> **Directions**
Write the data out again exactly, with every picture removed.

════

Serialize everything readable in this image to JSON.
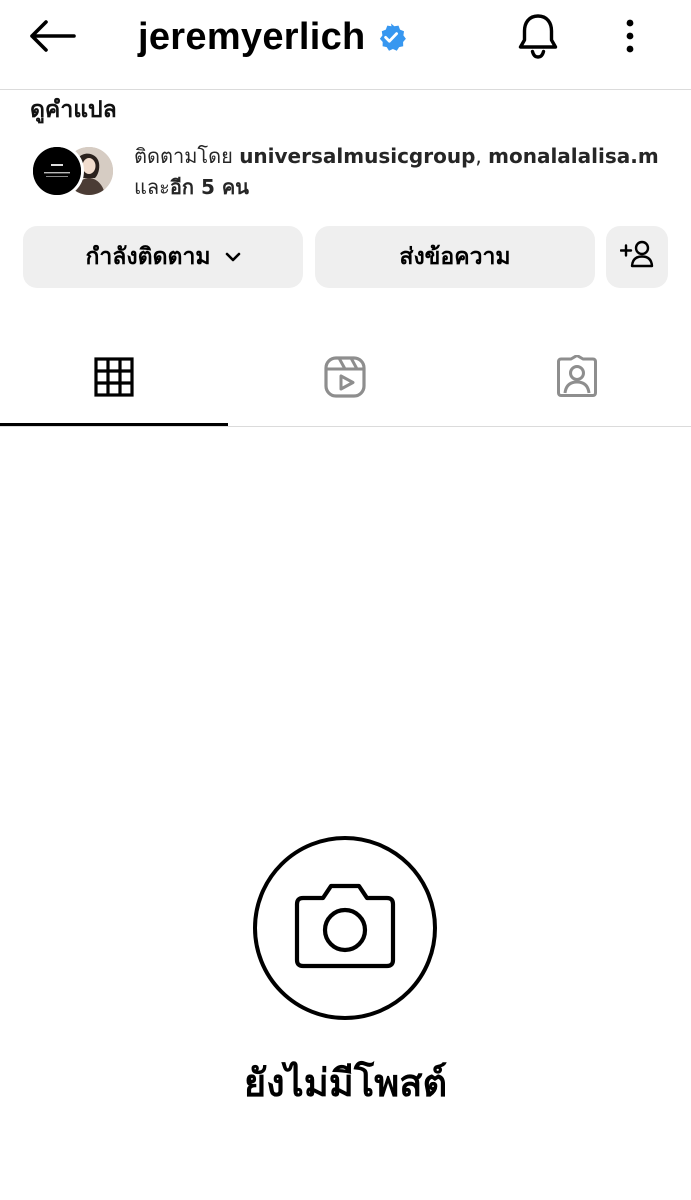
{
  "header": {
    "username": "jeremyerlich",
    "icons": [
      "back-arrow-icon",
      "verified-badge-icon",
      "bell-icon",
      "more-vertical-icon"
    ],
    "verified_color": "#3797f0"
  },
  "profile": {
    "translate_label": "ดูคำแปล",
    "followed_by": {
      "prefix": "ติดตามโดย",
      "user1": "universalmusicgroup",
      "separator": ",",
      "user2": "monalalalisa.m",
      "and_text": "และ",
      "others": "อีก 5 คน"
    }
  },
  "actions": {
    "following_label": "กำลังติดตาม",
    "message_label": "ส่งข้อความ"
  },
  "tabs": [
    {
      "name": "posts-grid",
      "icon": "grid-icon",
      "active": true
    },
    {
      "name": "reels",
      "icon": "reels-icon",
      "active": false
    },
    {
      "name": "tagged",
      "icon": "tagged-person-icon",
      "active": false
    }
  ],
  "empty_state": {
    "icon": "camera-icon",
    "text": "ยังไม่มีโพสต์"
  },
  "colors": {
    "button_bg": "#efefef",
    "divider": "#dbdbdb",
    "inactive_icon": "#8e8e8e"
  }
}
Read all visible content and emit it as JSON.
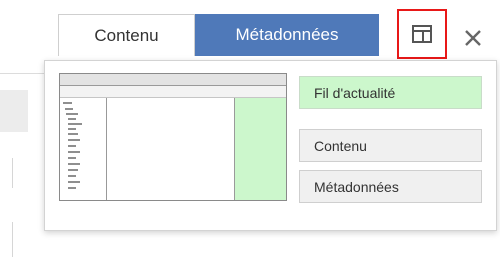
{
  "tabs": {
    "contenu_label": "Contenu",
    "metadonnees_label": "Métadonnées",
    "active": "Métadonnées"
  },
  "toolbar": {
    "layout_icon": "layout-panels-icon",
    "close_icon": "close-icon"
  },
  "layout_menu": {
    "preview": "layout-preview-thumbnail",
    "options": [
      {
        "label": "Fil d'actualité",
        "selected": true
      },
      {
        "label": "Contenu",
        "selected": false
      },
      {
        "label": "Métadonnées",
        "selected": false
      }
    ]
  },
  "colors": {
    "tab_active_bg": "#4f79b9",
    "highlight_border": "#e81818",
    "selected_option_bg": "#ccf7cc"
  }
}
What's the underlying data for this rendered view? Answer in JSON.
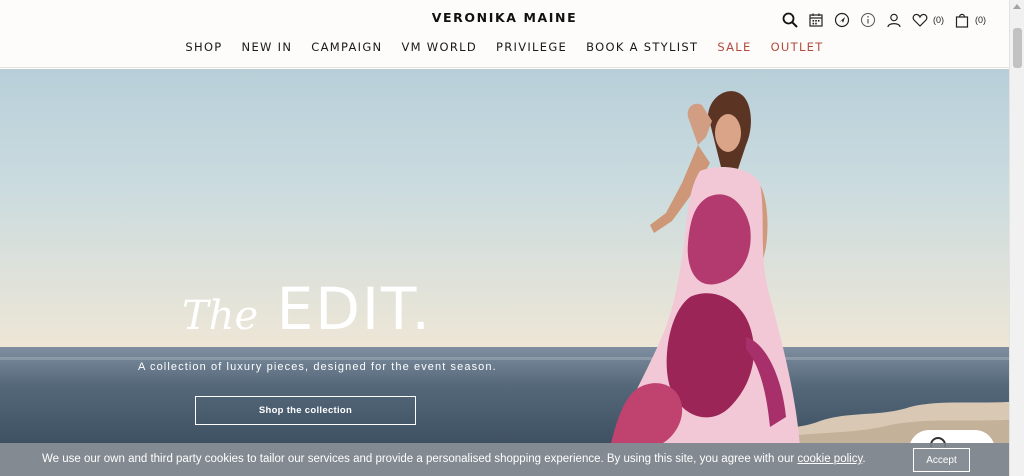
{
  "brand": "VERONIKA MAINE",
  "utilities": {
    "wishlist_count": "(0)",
    "cart_count": "(0)"
  },
  "nav": [
    "SHOP",
    "NEW IN",
    "CAMPAIGN",
    "VM WORLD",
    "PRIVILEGE",
    "BOOK A STYLIST",
    "SALE",
    "OUTLET"
  ],
  "hero": {
    "title_prefix": "The",
    "title_main": "EDIT.",
    "subtitle": "A collection of luxury pieces, designed for the event season.",
    "cta": "Shop the collection"
  },
  "cookie": {
    "text": "We use our own and third party cookies to tailor our services and provide a personalised shopping experience. By using this site, you agree with our ",
    "link": "cookie policy",
    "suffix": ".",
    "accept": "Accept"
  },
  "colors": {
    "accent_sale": "#b24b3c",
    "header_bg": "#fdfcfa",
    "cookie_bg": "#788088"
  }
}
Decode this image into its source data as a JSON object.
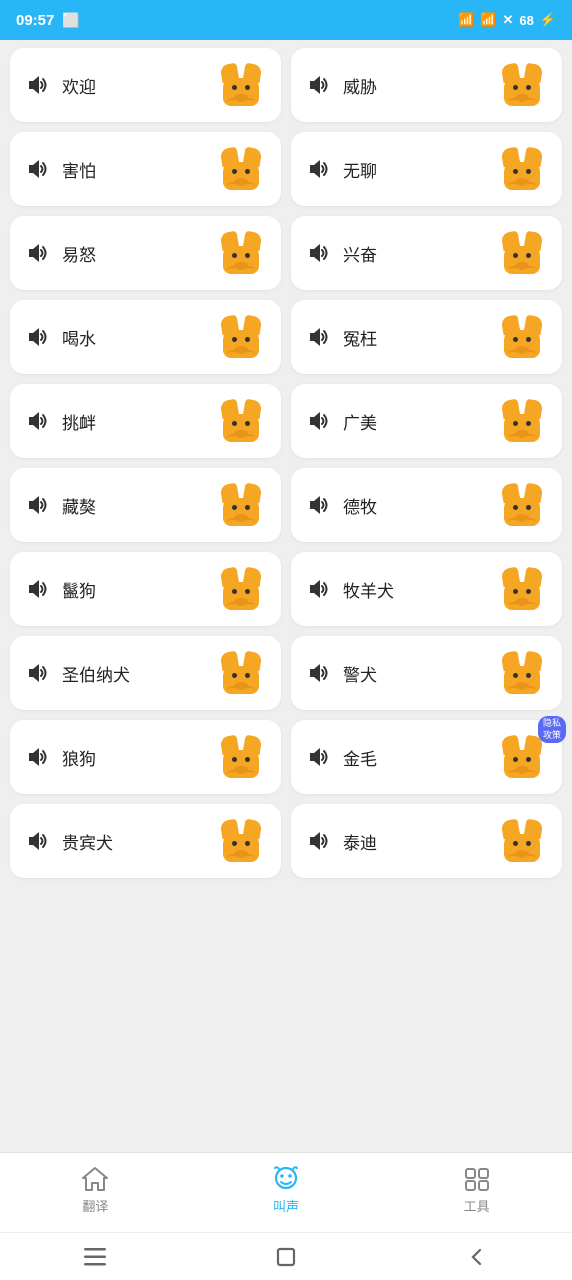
{
  "statusBar": {
    "time": "09:57",
    "icons": [
      "battery",
      "wifi",
      "signal"
    ]
  },
  "cards": [
    {
      "id": 1,
      "label": "欢迎"
    },
    {
      "id": 2,
      "label": "威胁"
    },
    {
      "id": 3,
      "label": "害怕"
    },
    {
      "id": 4,
      "label": "无聊"
    },
    {
      "id": 5,
      "label": "易怒"
    },
    {
      "id": 6,
      "label": "兴奋"
    },
    {
      "id": 7,
      "label": "喝水"
    },
    {
      "id": 8,
      "label": "冤枉"
    },
    {
      "id": 9,
      "label": "挑衅"
    },
    {
      "id": 10,
      "label": "广美"
    },
    {
      "id": 11,
      "label": "藏獒"
    },
    {
      "id": 12,
      "label": "德牧"
    },
    {
      "id": 13,
      "label": "鬣狗"
    },
    {
      "id": 14,
      "label": "牧羊犬"
    },
    {
      "id": 15,
      "label": "圣伯纳犬"
    },
    {
      "id": 16,
      "label": "警犬"
    },
    {
      "id": 17,
      "label": "狼狗"
    },
    {
      "id": 18,
      "label": "金毛",
      "hasBadge": true,
      "badgeText": "隐私\n攻策"
    },
    {
      "id": 19,
      "label": "贵宾犬"
    },
    {
      "id": 20,
      "label": "泰迪"
    }
  ],
  "bottomNav": {
    "items": [
      {
        "id": "translate",
        "label": "翻译",
        "active": false
      },
      {
        "id": "bark",
        "label": "叫声",
        "active": true
      },
      {
        "id": "tools",
        "label": "工具",
        "active": false
      }
    ]
  }
}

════

> **Exercise answer**
Serialize everything readable in this image to JSON.
{
  "header": {
    "username": "jeremyerlich",
    "icons": [
      "back-arrow-icon",
      "verified-badge-icon",
      "bell-icon",
      "more-vertical-icon"
    ],
    "verified_color": "#3797f0"
  },
  "profile": {
    "translate_label": "ดูคำแปล",
    "followed_by": {
      "prefix": "ติดตามโดย",
      "user1": "universalmusicgroup",
      "separator": ",",
      "user2": "monalalalisa.m",
      "and_text": "และ",
      "others": "อีก 5 คน"
    }
  },
  "actions": {
    "following_label": "กำลังติดตาม",
    "message_label": "ส่งข้อความ"
  },
  "tabs": [
    {
      "name": "posts-grid",
      "icon": "grid-icon",
      "active": true
    },
    {
      "name": "reels",
      "icon": "reels-icon",
      "active": false
    },
    {
      "name": "tagged",
      "icon": "tagged-person-icon",
      "active": false
    }
  ],
  "empty_state": {
    "icon": "camera-icon",
    "text": "ยังไม่มีโพสต์"
  },
  "colors": {
    "button_bg": "#efefef",
    "divider": "#dbdbdb",
    "inactive_icon": "#8e8e8e"
  }
}
Read all visible content and emit it as JSON.
{
  "tabs": {
    "contenu_label": "Contenu",
    "metadonnees_label": "Métadonnées",
    "active": "Métadonnées"
  },
  "toolbar": {
    "layout_icon": "layout-panels-icon",
    "close_icon": "close-icon"
  },
  "layout_menu": {
    "preview": "layout-preview-thumbnail",
    "options": [
      {
        "label": "Fil d'actualité",
        "selected": true
      },
      {
        "label": "Contenu",
        "selected": false
      },
      {
        "label": "Métadonnées",
        "selected": false
      }
    ]
  },
  "colors": {
    "tab_active_bg": "#4f79b9",
    "highlight_border": "#e81818",
    "selected_option_bg": "#ccf7cc"
  }
}
What's the underlying data for this rendered view? Answer in JSON.
{
  "brand": "VERONIKA MAINE",
  "utilities": {
    "wishlist_count": "(0)",
    "cart_count": "(0)"
  },
  "nav": [
    "SHOP",
    "NEW IN",
    "CAMPAIGN",
    "VM WORLD",
    "PRIVILEGE",
    "BOOK A STYLIST",
    "SALE",
    "OUTLET"
  ],
  "hero": {
    "title_prefix": "The",
    "title_main": "EDIT.",
    "subtitle": "A collection of luxury pieces, designed for the event season.",
    "cta": "Shop the collection"
  },
  "cookie": {
    "text": "We use our own and third party cookies to tailor our services and provide a personalised shopping experience. By using this site, you agree with our ",
    "link": "cookie policy",
    "suffix": ".",
    "accept": "Accept"
  },
  "colors": {
    "accent_sale": "#b24b3c",
    "header_bg": "#fdfcfa",
    "cookie_bg": "#788088"
  }
}
Decode this image into its source data as a JSON object.
{
  "statusBar": {
    "time": "09:57",
    "icons": [
      "battery",
      "wifi",
      "signal"
    ]
  },
  "cards": [
    {
      "id": 1,
      "label": "欢迎"
    },
    {
      "id": 2,
      "label": "威胁"
    },
    {
      "id": 3,
      "label": "害怕"
    },
    {
      "id": 4,
      "label": "无聊"
    },
    {
      "id": 5,
      "label": "易怒"
    },
    {
      "id": 6,
      "label": "兴奋"
    },
    {
      "id": 7,
      "label": "喝水"
    },
    {
      "id": 8,
      "label": "冤枉"
    },
    {
      "id": 9,
      "label": "挑衅"
    },
    {
      "id": 10,
      "label": "广美"
    },
    {
      "id": 11,
      "label": "藏獒"
    },
    {
      "id": 12,
      "label": "德牧"
    },
    {
      "id": 13,
      "label": "鬣狗"
    },
    {
      "id": 14,
      "label": "牧羊犬"
    },
    {
      "id": 15,
      "label": "圣伯纳犬"
    },
    {
      "id": 16,
      "label": "警犬"
    },
    {
      "id": 17,
      "label": "狼狗"
    },
    {
      "id": 18,
      "label": "金毛",
      "hasBadge": true,
      "badgeText": "隐私\n攻策"
    },
    {
      "id": 19,
      "label": "贵宾犬"
    },
    {
      "id": 20,
      "label": "泰迪"
    }
  ],
  "bottomNav": {
    "items": [
      {
        "id": "translate",
        "label": "翻译",
        "active": false
      },
      {
        "id": "bark",
        "label": "叫声",
        "active": true
      },
      {
        "id": "tools",
        "label": "工具",
        "active": false
      }
    ]
  }
}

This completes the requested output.